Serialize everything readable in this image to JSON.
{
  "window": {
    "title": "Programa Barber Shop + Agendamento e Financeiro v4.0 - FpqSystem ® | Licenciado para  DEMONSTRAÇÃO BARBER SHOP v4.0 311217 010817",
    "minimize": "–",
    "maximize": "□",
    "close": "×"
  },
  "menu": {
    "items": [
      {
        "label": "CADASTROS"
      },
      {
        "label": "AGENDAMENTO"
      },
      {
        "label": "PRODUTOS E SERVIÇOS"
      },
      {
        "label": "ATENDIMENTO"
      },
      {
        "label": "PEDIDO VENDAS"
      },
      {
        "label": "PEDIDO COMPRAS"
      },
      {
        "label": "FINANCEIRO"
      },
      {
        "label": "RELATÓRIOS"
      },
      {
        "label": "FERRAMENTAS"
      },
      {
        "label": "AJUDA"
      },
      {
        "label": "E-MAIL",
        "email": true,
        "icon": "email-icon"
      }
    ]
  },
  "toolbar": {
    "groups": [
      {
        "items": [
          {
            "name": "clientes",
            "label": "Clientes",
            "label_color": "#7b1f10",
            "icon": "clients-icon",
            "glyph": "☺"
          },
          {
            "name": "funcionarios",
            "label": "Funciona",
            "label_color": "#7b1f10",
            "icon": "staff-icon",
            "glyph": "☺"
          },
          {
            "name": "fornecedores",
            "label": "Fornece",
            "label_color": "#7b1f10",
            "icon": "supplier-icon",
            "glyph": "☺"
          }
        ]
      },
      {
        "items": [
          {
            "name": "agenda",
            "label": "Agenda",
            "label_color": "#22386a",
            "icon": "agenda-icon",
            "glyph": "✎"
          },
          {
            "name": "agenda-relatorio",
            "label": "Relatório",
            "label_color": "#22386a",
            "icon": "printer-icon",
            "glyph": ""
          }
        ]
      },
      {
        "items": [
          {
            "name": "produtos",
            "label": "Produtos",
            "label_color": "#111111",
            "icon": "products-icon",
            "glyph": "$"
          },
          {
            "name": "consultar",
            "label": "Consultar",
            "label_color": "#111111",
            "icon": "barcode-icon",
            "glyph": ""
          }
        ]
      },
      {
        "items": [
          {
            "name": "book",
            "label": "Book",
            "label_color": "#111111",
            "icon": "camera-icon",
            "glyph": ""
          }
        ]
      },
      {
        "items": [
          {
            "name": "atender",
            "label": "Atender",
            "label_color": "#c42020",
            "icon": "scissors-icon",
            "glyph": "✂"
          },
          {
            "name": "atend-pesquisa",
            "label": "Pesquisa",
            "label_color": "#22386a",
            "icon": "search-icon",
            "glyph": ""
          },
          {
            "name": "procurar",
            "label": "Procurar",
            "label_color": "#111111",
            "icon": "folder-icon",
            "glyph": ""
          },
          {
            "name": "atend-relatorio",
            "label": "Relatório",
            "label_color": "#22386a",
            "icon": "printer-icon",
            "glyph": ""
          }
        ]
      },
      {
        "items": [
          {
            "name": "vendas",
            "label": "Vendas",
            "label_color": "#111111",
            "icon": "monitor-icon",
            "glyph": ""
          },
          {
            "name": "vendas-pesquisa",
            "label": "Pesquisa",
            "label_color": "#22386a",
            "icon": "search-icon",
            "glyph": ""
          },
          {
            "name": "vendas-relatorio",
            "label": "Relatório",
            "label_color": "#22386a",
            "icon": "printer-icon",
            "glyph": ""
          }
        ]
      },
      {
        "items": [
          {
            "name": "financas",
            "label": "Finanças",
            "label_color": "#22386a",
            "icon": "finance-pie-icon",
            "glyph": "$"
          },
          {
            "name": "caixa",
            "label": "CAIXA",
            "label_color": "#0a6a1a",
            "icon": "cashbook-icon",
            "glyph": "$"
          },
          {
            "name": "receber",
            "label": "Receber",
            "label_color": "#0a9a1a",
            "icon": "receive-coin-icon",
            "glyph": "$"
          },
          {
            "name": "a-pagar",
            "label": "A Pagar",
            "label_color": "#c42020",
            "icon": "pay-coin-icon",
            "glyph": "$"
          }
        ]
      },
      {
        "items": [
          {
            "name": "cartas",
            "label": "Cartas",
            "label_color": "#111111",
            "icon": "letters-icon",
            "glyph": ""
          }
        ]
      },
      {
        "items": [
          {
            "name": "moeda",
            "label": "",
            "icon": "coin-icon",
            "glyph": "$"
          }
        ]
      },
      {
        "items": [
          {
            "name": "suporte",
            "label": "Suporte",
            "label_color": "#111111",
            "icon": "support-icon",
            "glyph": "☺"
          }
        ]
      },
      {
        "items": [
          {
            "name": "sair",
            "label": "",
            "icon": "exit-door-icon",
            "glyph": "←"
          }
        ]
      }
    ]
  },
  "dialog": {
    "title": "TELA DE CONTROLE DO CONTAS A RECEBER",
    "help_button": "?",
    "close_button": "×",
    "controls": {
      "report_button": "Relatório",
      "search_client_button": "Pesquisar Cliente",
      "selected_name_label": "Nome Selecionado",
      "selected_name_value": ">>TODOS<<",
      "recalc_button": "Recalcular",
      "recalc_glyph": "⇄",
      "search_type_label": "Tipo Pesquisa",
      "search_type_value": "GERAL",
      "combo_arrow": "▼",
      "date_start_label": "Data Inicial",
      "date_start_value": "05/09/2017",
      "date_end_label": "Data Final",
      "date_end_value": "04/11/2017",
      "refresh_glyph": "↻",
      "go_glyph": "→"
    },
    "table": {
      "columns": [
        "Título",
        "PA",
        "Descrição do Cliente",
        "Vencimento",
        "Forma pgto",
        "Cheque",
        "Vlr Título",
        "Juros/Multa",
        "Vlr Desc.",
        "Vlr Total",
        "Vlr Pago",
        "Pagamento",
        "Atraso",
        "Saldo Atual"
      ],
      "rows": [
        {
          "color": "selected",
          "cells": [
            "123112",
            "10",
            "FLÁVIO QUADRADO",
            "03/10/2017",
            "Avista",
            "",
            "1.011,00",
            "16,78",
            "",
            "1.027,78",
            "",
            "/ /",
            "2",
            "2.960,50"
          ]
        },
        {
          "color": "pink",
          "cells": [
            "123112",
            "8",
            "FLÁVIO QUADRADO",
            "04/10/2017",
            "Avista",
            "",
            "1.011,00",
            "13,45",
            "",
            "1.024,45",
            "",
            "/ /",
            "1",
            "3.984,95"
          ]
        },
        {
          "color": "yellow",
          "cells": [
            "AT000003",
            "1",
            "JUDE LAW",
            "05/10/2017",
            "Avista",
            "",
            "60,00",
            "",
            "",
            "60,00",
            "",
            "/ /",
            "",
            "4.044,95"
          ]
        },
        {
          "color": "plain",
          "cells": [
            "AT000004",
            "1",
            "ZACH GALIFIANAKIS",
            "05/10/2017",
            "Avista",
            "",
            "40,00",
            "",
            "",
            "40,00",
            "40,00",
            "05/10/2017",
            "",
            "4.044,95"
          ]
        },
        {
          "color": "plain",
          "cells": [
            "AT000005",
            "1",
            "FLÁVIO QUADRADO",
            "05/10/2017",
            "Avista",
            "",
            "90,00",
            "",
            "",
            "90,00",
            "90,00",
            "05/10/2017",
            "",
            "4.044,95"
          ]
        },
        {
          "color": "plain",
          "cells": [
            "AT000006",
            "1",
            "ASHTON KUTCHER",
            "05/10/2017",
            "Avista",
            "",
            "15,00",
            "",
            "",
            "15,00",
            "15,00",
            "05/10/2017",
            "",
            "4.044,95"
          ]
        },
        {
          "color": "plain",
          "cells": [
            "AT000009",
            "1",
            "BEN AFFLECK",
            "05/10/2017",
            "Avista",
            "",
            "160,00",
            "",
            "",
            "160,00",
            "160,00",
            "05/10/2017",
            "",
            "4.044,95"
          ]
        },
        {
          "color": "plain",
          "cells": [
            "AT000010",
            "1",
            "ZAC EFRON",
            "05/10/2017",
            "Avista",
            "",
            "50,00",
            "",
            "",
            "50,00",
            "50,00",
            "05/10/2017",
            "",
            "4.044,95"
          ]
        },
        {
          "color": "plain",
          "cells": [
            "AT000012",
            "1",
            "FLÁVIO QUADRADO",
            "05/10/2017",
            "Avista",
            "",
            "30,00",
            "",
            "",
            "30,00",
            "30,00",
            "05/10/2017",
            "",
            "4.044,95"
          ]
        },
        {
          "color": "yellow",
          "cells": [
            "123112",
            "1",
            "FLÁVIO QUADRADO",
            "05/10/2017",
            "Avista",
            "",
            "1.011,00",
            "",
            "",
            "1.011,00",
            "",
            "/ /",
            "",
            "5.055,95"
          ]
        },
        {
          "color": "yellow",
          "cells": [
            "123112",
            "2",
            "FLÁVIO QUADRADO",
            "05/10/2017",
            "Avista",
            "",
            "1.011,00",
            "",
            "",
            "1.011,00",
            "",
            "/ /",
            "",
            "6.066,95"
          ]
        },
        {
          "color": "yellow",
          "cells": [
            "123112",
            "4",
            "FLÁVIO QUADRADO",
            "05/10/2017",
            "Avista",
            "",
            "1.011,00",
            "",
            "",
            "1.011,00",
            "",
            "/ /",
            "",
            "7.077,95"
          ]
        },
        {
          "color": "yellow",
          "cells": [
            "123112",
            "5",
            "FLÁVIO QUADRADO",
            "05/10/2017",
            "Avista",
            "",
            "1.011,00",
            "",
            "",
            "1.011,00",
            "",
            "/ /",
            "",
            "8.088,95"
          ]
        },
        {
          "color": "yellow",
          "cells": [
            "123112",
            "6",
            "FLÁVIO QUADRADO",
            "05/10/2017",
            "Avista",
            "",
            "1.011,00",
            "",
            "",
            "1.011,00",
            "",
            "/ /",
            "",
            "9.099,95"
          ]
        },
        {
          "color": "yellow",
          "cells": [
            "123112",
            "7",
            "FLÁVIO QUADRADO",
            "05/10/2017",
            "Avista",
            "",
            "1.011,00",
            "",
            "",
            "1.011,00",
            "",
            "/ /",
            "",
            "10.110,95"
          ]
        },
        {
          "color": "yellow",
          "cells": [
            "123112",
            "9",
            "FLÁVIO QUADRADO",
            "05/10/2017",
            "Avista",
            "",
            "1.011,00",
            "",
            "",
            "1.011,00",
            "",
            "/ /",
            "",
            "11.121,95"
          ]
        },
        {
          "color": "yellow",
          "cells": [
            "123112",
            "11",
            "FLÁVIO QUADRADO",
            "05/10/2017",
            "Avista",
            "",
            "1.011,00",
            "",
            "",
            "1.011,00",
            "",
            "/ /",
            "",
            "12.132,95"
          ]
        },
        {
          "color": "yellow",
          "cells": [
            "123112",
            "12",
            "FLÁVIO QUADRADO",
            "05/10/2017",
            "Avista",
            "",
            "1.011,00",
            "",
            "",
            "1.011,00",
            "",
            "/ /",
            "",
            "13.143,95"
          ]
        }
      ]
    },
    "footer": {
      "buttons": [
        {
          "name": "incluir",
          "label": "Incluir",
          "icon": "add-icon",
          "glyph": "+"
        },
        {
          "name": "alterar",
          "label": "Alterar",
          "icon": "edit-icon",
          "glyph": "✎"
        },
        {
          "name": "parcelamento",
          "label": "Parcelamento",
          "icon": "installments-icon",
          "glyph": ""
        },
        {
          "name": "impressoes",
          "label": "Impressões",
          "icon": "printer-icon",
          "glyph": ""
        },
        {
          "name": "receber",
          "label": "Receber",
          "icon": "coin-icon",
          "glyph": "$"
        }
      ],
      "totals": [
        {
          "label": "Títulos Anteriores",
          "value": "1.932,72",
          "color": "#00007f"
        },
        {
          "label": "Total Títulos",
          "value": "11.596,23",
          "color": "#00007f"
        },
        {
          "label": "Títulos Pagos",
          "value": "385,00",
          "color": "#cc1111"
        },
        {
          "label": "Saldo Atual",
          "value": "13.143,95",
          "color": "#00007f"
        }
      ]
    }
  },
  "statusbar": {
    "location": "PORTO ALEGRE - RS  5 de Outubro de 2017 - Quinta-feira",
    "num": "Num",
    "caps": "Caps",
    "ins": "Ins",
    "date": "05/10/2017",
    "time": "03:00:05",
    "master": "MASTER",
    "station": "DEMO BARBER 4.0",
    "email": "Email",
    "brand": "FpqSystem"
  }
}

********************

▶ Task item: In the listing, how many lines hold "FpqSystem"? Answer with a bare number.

▶ Expected output: 2